> WHAT THIS TASK INVOLVES: When a record holds a picture, leave the picture out and copy everything else exactly.
### GIVEN RECORDS
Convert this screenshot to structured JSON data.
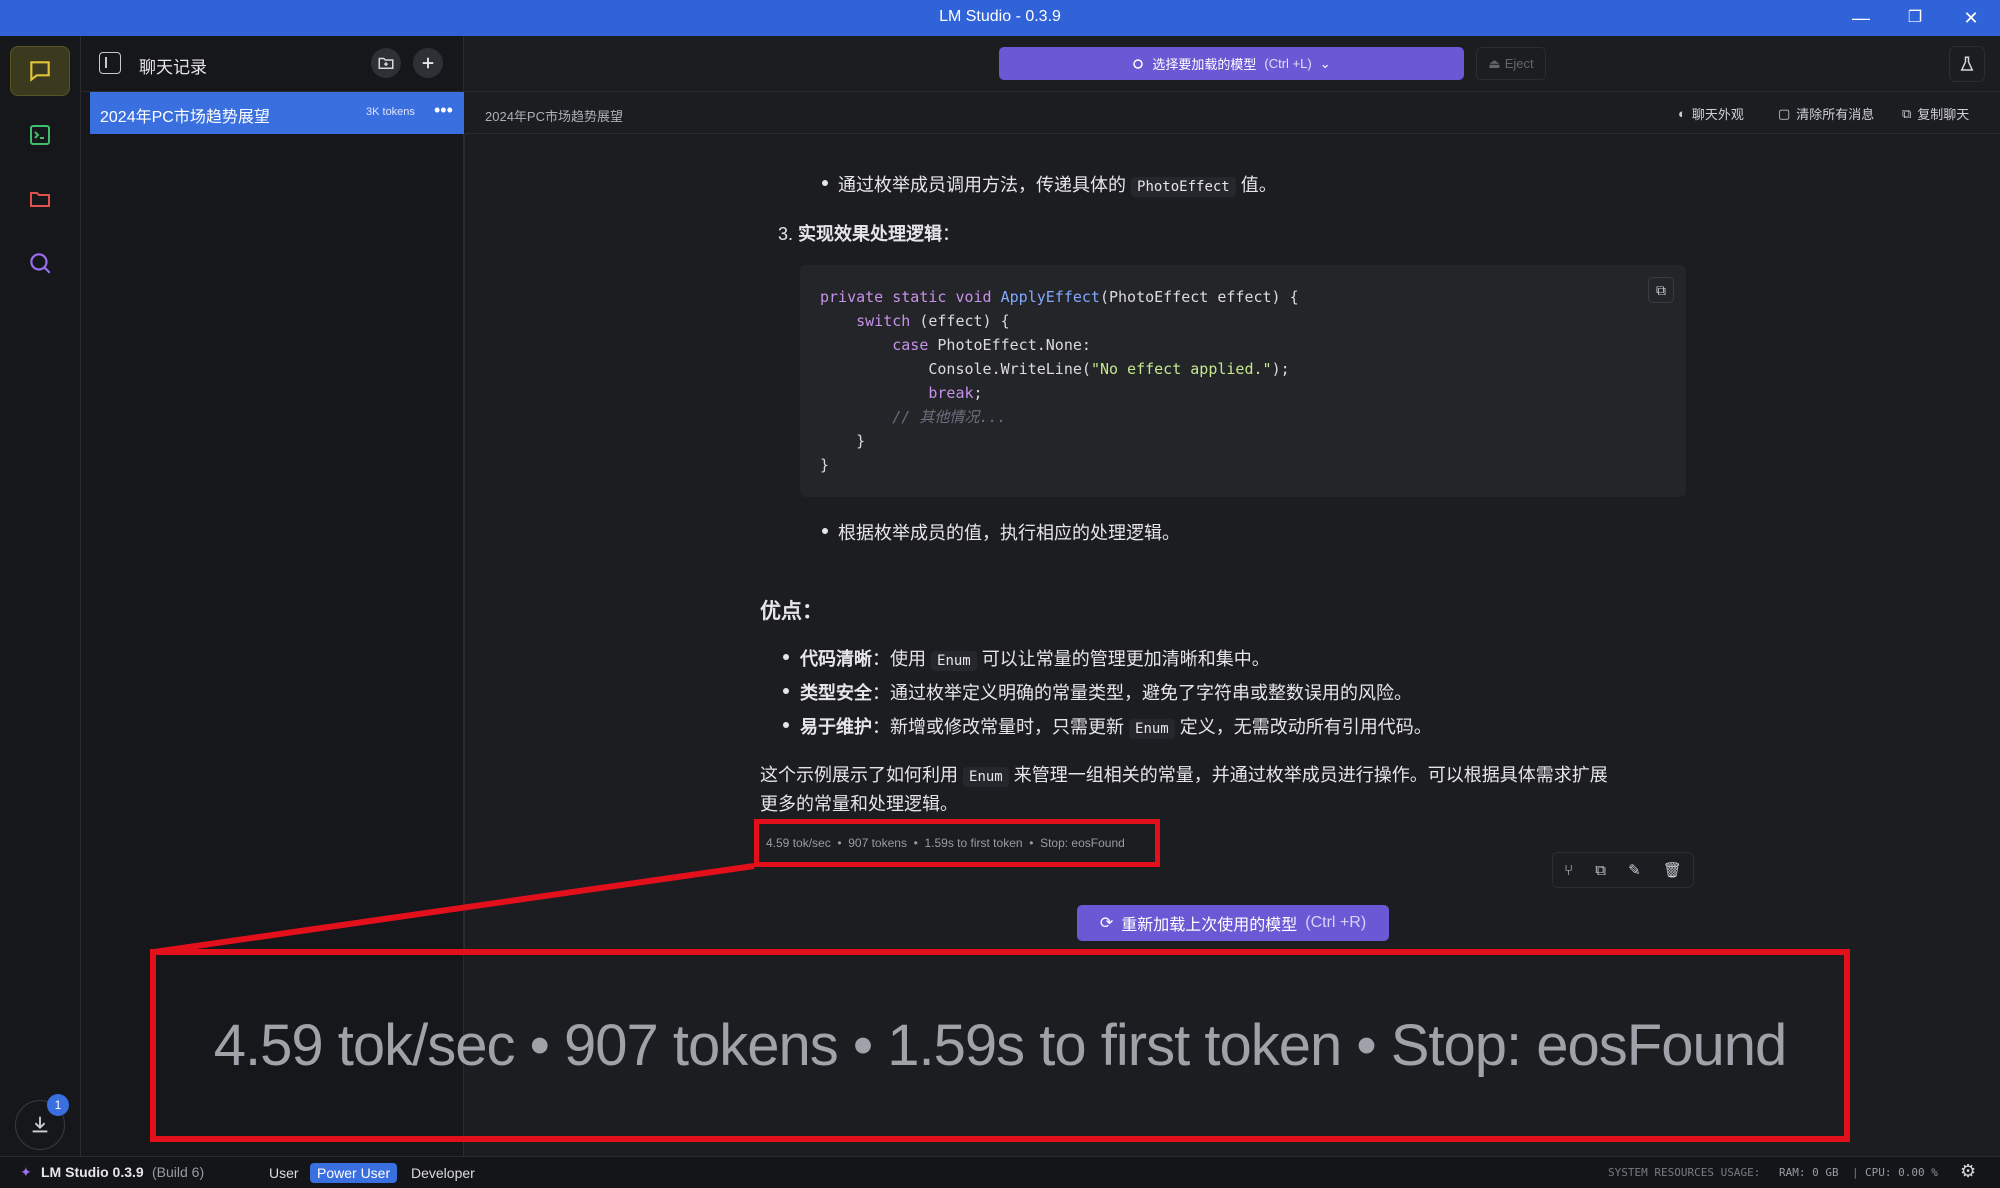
{
  "window": {
    "title": "LM Studio - 0.3.9",
    "minimize": "—",
    "restore": "❐",
    "close": "✕"
  },
  "sidebar": {
    "title": "聊天记录",
    "chats": [
      {
        "title": "2024年PC市场趋势展望",
        "tokens": "3K tokens"
      }
    ]
  },
  "topbar": {
    "model_select": "选择要加载的模型",
    "model_shortcut": "(Ctrl +L)",
    "eject": "Eject"
  },
  "crumbbar": {
    "breadcrumb": "2024年PC市场趋势展望",
    "actions": [
      "聊天外观",
      "清除所有消息",
      "复制聊天"
    ]
  },
  "message": {
    "bullet_top_pre": "通过枚举成员调用方法，传递具体的",
    "bullet_top_code": "PhotoEffect",
    "bullet_top_post": "值。",
    "step3_num": "3.",
    "step3_title": "实现效果处理逻辑",
    "step3_colon": "：",
    "code_lines": [
      "private static void ApplyEffect(PhotoEffect effect) {",
      "    switch (effect) {",
      "        case PhotoEffect.None:",
      "            Console.WriteLine(\"No effect applied.\");",
      "            break;",
      "        // 其他情况...",
      "    }",
      "}"
    ],
    "bullet_after_code": "根据枚举成员的值，执行相应的处理逻辑。",
    "pros_heading": "优点：",
    "pros": [
      {
        "bold": "代码清晰",
        "pre": "：使用",
        "code": "Enum",
        "post": "可以让常量的管理更加清晰和集中。"
      },
      {
        "bold": "类型安全",
        "pre": "：通过枚举定义明确的常量类型，避免了字符串或整数误用的风险。",
        "code": "",
        "post": ""
      },
      {
        "bold": "易于维护",
        "pre": "：新增或修改常量时，只需更新",
        "code": "Enum",
        "post": "定义，无需改动所有引用代码。"
      }
    ],
    "summary_pre": "这个示例展示了如何利用",
    "summary_code": "Enum",
    "summary_post": "来管理一组相关的常量，并通过枚举成员进行操作。可以根据具体需求扩展",
    "summary_line2": "更多的常量和处理逻辑。",
    "stats": "4.59 tok/sec  •  907 tokens  •  1.59s to first token  •  Stop: eosFound"
  },
  "reload_button": {
    "label": "重新加载上次使用的模型",
    "shortcut": "(Ctrl +R)"
  },
  "zoom_callout": {
    "text": "4.59 tok/sec • 907 tokens • 1.59s to first token • Stop: eosFound"
  },
  "statusbar": {
    "app_name": "LM Studio 0.3.9",
    "build": "(Build 6)",
    "modes": [
      "User",
      "Power User",
      "Developer"
    ],
    "active_mode": "Power User",
    "resources_label": "SYSTEM RESOURCES USAGE:",
    "ram": "RAM: 0 GB",
    "cpu": "CPU: 0.00 %",
    "download_badge": "1"
  },
  "colors": {
    "accent": "#3a6fe0",
    "purple": "#6a58d4",
    "highlight": "#e3101c",
    "titlebar": "#3163d8"
  }
}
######
> TASK SOLUTION:
Convert this screenshot to structured JSON data.
{
  "window": {
    "title": "LM Studio - 0.3.9",
    "minimize": "—",
    "restore": "❐",
    "close": "✕"
  },
  "sidebar": {
    "title": "聊天记录",
    "chats": [
      {
        "title": "2024年PC市场趋势展望",
        "tokens": "3K tokens"
      }
    ]
  },
  "topbar": {
    "model_select": "选择要加载的模型",
    "model_shortcut": "(Ctrl +L)",
    "eject": "Eject"
  },
  "crumbbar": {
    "breadcrumb": "2024年PC市场趋势展望",
    "actions": [
      "聊天外观",
      "清除所有消息",
      "复制聊天"
    ]
  },
  "message": {
    "bullet_top_pre": "通过枚举成员调用方法，传递具体的",
    "bullet_top_code": "PhotoEffect",
    "bullet_top_post": "值。",
    "step3_num": "3.",
    "step3_title": "实现效果处理逻辑",
    "step3_colon": "：",
    "code_lines": [
      "private static void ApplyEffect(PhotoEffect effect) {",
      "    switch (effect) {",
      "        case PhotoEffect.None:",
      "            Console.WriteLine(\"No effect applied.\");",
      "            break;",
      "        // 其他情况...",
      "    }",
      "}"
    ],
    "bullet_after_code": "根据枚举成员的值，执行相应的处理逻辑。",
    "pros_heading": "优点：",
    "pros": [
      {
        "bold": "代码清晰",
        "pre": "：使用",
        "code": "Enum",
        "post": "可以让常量的管理更加清晰和集中。"
      },
      {
        "bold": "类型安全",
        "pre": "：通过枚举定义明确的常量类型，避免了字符串或整数误用的风险。",
        "code": "",
        "post": ""
      },
      {
        "bold": "易于维护",
        "pre": "：新增或修改常量时，只需更新",
        "code": "Enum",
        "post": "定义，无需改动所有引用代码。"
      }
    ],
    "summary_pre": "这个示例展示了如何利用",
    "summary_code": "Enum",
    "summary_post": "来管理一组相关的常量，并通过枚举成员进行操作。可以根据具体需求扩展",
    "summary_line2": "更多的常量和处理逻辑。",
    "stats": "4.59 tok/sec  •  907 tokens  •  1.59s to first token  •  Stop: eosFound"
  },
  "reload_button": {
    "label": "重新加载上次使用的模型",
    "shortcut": "(Ctrl +R)"
  },
  "zoom_callout": {
    "text": "4.59 tok/sec • 907 tokens • 1.59s to first token • Stop: eosFound"
  },
  "statusbar": {
    "app_name": "LM Studio 0.3.9",
    "build": "(Build 6)",
    "modes": [
      "User",
      "Power User",
      "Developer"
    ],
    "active_mode": "Power User",
    "resources_label": "SYSTEM RESOURCES USAGE:",
    "ram": "RAM: 0 GB",
    "cpu": "CPU: 0.00 %",
    "download_badge": "1"
  },
  "colors": {
    "accent": "#3a6fe0",
    "purple": "#6a58d4",
    "highlight": "#e3101c",
    "titlebar": "#3163d8"
  }
}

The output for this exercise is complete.